▸ **INSTRUCTIONS FOR THE TASK**
The task calls for an exact copy of the records, without any images.

▸ **SOURCE RECORDS**
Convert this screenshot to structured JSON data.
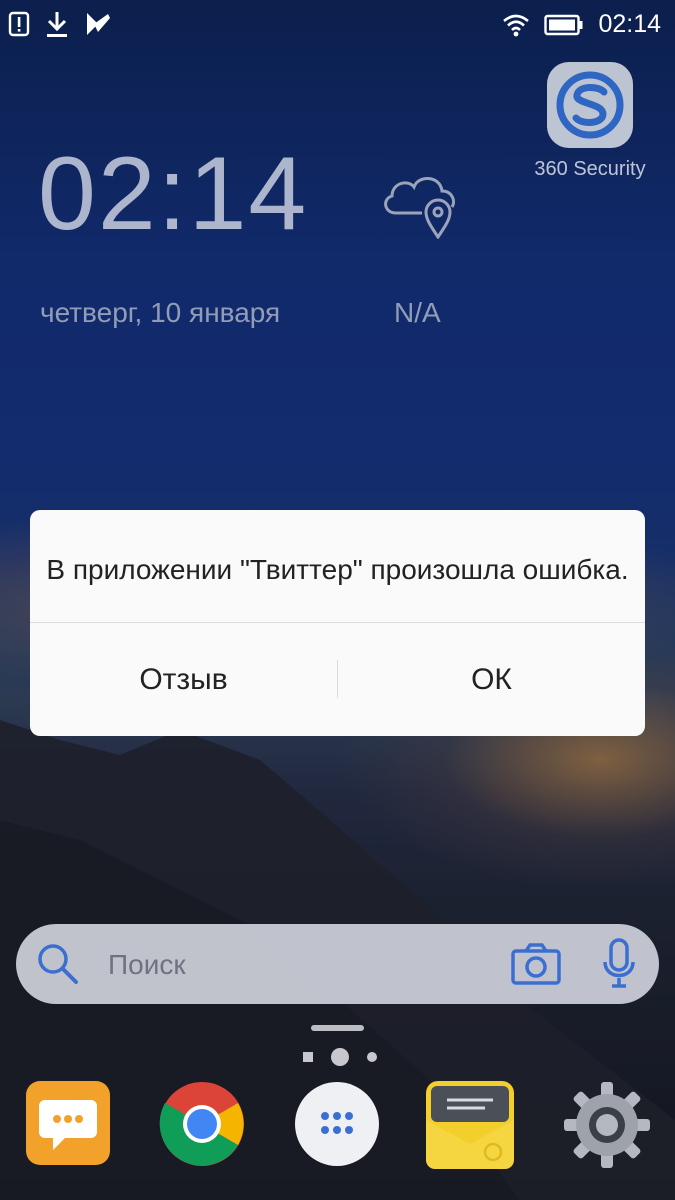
{
  "status_bar": {
    "time": "02:14",
    "left_icons": [
      "alert-icon",
      "download-icon",
      "app-notification-icon"
    ],
    "right_icons": [
      "wifi-icon",
      "battery-icon"
    ]
  },
  "clock_widget": {
    "time": "02:14",
    "date": "четверг, 10 января",
    "weather": "N/A"
  },
  "desktop_app": {
    "label": "360 Security"
  },
  "dialog": {
    "message": "В приложении \"Твиттер\" произошла ошибка.",
    "feedback_label": "Отзыв",
    "ok_label": "ОК"
  },
  "search": {
    "placeholder": "Поиск"
  },
  "page_indicator": {
    "pages": 3,
    "active_page": 2
  },
  "dock": [
    {
      "name": "messages",
      "icon": "messages-icon"
    },
    {
      "name": "chrome",
      "icon": "chrome-icon"
    },
    {
      "name": "app-drawer",
      "icon": "app-drawer-icon"
    },
    {
      "name": "email",
      "icon": "email-icon"
    },
    {
      "name": "settings",
      "icon": "settings-icon"
    }
  ],
  "colors": {
    "accent_blue": "#3a6fd1",
    "dialog_bg": "#fafafa",
    "messages_orange": "#f2a12a",
    "email_yellow": "#f2cf2a"
  }
}
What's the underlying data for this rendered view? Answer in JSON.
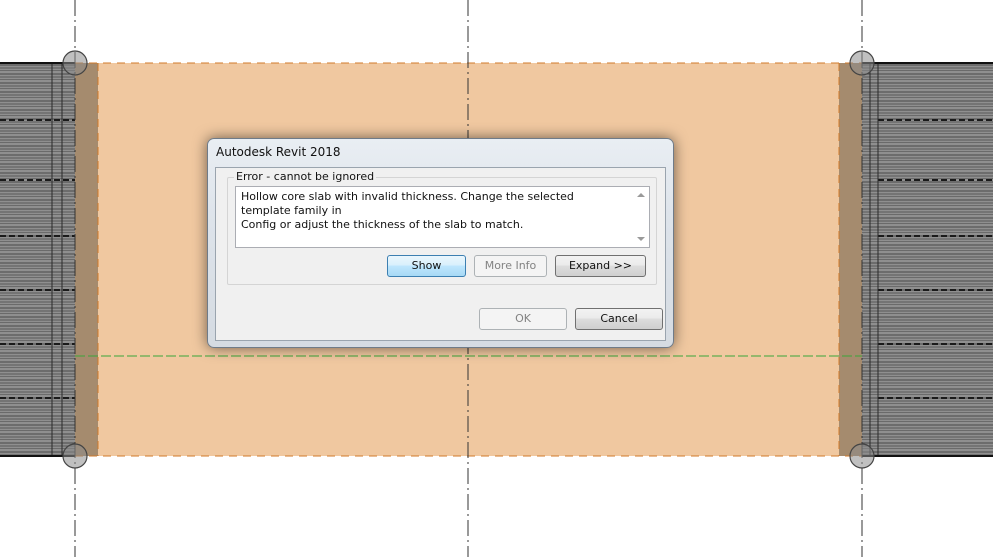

▸ **EXERCISE RESPONSE**
Convert this screenshot to structured JSON data.
{
  "status_bar": {
    "time": "02:14",
    "left_icons": [
      "alert-icon",
      "download-icon",
      "app-notification-icon"
    ],
    "right_icons": [
      "wifi-icon",
      "battery-icon"
    ]
  },
  "clock_widget": {
    "time": "02:14",
    "date": "четверг, 10 января",
    "weather": "N/A"
  },
  "desktop_app": {
    "label": "360 Security"
  },
  "dialog": {
    "message": "В приложении \"Твиттер\" произошла ошибка.",
    "feedback_label": "Отзыв",
    "ok_label": "ОК"
  },
  "search": {
    "placeholder": "Поиск"
  },
  "page_indicator": {
    "pages": 3,
    "active_page": 2
  },
  "dock": [
    {
      "name": "messages",
      "icon": "messages-icon"
    },
    {
      "name": "chrome",
      "icon": "chrome-icon"
    },
    {
      "name": "app-drawer",
      "icon": "app-drawer-icon"
    },
    {
      "name": "email",
      "icon": "email-icon"
    },
    {
      "name": "settings",
      "icon": "settings-icon"
    }
  ],
  "colors": {
    "accent_blue": "#3a6fd1",
    "dialog_bg": "#fafafa",
    "messages_orange": "#f2a12a",
    "email_yellow": "#f2cf2a"
  }
}
What's the underlying data for this rendered view? Answer in JSON.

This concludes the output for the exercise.